This is something that not a lot of freelance consultants think about adding to their proposals. Instead of waiting on feedback regarding the proposal and then wasting even more time with contracts in order to finalize the deal, include a space where the client can sign off on the proposal. This means that the basics of the contract have already been agreed upon and the work can start while more formal documentation is drafted (if need be).

Your Contact Details

Your proposal should always end with a CTA along with all the various contact details they can use to reach you.

5 Things to Avoid When Writing A Consultant Proposal

1. When You Shouldn’t Have Started in the First Place

This is a skill that often (and unfortunately) comes with experience. When starting your freelance consultant career, it might be very tempting to grab every possible opportunity that comes your way. But many of these are only masquerading as opportunities. You will receive many who are just putting out their feelers.

They will request multiple proposals from multiple consultants with absolutely no intention (or the funds) to actually hire any of them. Then you also have those trying to source high quality strategy proposals and then have another less-skilled and cheaper consultant implement it. So ensure that you only write proposals for potential clients who are the real deal.

2. You ignored your USP

One of the first things to remember when learning how to write a consultant proposal is to focus on your USP (Unique Selling Point) as a freelance consultant. Consultants are a dime a dozen, so why should a company choose you out of all the proposals they’ve received? Focus on what sets you apart from the rest of the consulting crowd.

3. Explain the benefits

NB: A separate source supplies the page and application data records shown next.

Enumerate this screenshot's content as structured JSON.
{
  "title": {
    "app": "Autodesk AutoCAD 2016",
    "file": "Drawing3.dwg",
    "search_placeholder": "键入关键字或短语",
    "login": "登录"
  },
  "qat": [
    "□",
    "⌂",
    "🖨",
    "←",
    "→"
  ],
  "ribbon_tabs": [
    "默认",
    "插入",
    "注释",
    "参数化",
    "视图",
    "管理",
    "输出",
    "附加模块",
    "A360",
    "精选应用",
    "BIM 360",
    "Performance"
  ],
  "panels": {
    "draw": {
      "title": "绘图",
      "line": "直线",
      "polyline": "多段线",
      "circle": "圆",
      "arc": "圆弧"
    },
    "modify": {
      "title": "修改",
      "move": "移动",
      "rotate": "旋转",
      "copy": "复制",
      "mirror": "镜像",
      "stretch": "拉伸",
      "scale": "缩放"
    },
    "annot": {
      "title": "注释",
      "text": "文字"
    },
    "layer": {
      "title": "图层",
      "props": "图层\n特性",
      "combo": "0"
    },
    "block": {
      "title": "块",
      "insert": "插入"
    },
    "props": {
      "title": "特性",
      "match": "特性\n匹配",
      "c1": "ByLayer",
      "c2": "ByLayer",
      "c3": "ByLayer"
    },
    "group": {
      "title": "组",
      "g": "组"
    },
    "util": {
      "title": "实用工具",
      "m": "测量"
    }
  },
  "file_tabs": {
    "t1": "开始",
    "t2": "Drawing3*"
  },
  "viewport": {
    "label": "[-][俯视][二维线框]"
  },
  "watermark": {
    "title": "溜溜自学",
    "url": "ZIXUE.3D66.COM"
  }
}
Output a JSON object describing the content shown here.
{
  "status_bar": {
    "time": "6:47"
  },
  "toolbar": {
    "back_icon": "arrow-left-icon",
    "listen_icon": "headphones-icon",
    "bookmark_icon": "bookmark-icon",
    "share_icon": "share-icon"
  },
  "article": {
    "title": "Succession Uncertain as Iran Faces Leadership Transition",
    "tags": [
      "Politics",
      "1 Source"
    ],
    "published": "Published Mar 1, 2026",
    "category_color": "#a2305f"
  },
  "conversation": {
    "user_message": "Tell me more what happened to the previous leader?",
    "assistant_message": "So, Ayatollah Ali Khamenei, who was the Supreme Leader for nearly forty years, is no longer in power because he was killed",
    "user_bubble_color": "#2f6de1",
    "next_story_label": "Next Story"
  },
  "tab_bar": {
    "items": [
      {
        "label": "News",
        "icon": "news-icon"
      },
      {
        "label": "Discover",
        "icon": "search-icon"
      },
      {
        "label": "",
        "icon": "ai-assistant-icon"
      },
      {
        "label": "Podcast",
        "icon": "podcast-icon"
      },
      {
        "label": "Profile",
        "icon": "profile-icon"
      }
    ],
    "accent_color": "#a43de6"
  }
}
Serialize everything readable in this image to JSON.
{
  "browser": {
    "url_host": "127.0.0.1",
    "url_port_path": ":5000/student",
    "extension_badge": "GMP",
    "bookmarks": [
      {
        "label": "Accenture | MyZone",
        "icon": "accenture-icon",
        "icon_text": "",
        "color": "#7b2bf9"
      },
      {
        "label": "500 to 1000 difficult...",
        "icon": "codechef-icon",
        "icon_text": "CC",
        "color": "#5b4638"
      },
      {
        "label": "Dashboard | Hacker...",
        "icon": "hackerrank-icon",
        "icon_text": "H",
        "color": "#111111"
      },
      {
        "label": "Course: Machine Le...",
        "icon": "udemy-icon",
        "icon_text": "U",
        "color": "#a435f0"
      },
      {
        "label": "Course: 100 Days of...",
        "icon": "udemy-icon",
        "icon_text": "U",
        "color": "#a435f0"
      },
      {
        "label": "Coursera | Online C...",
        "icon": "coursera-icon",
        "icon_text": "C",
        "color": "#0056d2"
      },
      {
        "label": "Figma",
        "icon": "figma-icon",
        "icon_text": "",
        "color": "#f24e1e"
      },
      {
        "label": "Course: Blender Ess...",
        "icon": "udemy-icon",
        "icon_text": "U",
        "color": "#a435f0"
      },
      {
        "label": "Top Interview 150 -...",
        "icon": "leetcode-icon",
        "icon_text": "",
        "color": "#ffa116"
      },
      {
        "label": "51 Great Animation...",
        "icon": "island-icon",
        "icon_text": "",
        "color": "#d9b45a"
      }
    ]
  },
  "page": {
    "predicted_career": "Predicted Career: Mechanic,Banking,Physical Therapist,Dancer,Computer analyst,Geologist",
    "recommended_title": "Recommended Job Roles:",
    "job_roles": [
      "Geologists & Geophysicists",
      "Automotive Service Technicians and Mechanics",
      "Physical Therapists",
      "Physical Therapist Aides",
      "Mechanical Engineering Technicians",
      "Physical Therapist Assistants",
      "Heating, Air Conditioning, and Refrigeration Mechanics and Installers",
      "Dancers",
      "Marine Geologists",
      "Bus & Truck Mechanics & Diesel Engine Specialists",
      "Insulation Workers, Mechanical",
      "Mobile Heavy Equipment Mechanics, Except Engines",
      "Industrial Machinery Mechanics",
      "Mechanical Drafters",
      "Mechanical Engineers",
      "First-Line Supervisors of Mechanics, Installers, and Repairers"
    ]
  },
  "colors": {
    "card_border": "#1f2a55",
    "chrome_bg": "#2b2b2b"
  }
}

Someone once tried to sell me an entire renewable energy home kit. The price tag was well over the thousands and the features included was a list as long as my arm. But no matter how much they explained in regards to how MUCH I’ll be receiving for the price, I only sat up and started to listen when they started talking about what each of the features do and how I’ll actually be saving more money within just one year of use. If you are not an expert in a specific field, it won’t matter how many features are built into your proposal – if they don’t understand how it can benefit them, they won’t care.

4. Check, then check again!

When learning how to write a consultant proposal, everyone will tell you that the number one thing to avoid at all cost is errors. This is not a text to your friend where you can blame autocorrect when it comes to typos, spelling and other grammar mistakes. When writing a consultant proposal it needs to be absolutely perfect. So once you’re done, check it and then check it again!

5. Don’t double tap

Always keep in mind that every potential client and their business is unique. Don’t copy, paste from previous proposals and especially don’t copy, paste things from other written material you find somewhere on the internet. Plagiarism is still a thing – especially when it comes to proposals where you are trying to sell your uniqueness and skills.

These are the key points to remember when learning how to write a consultant proposal. If you stick to these basics and some of our other helpful advice you’ll be able to get your freelance consulting career off to a flying start.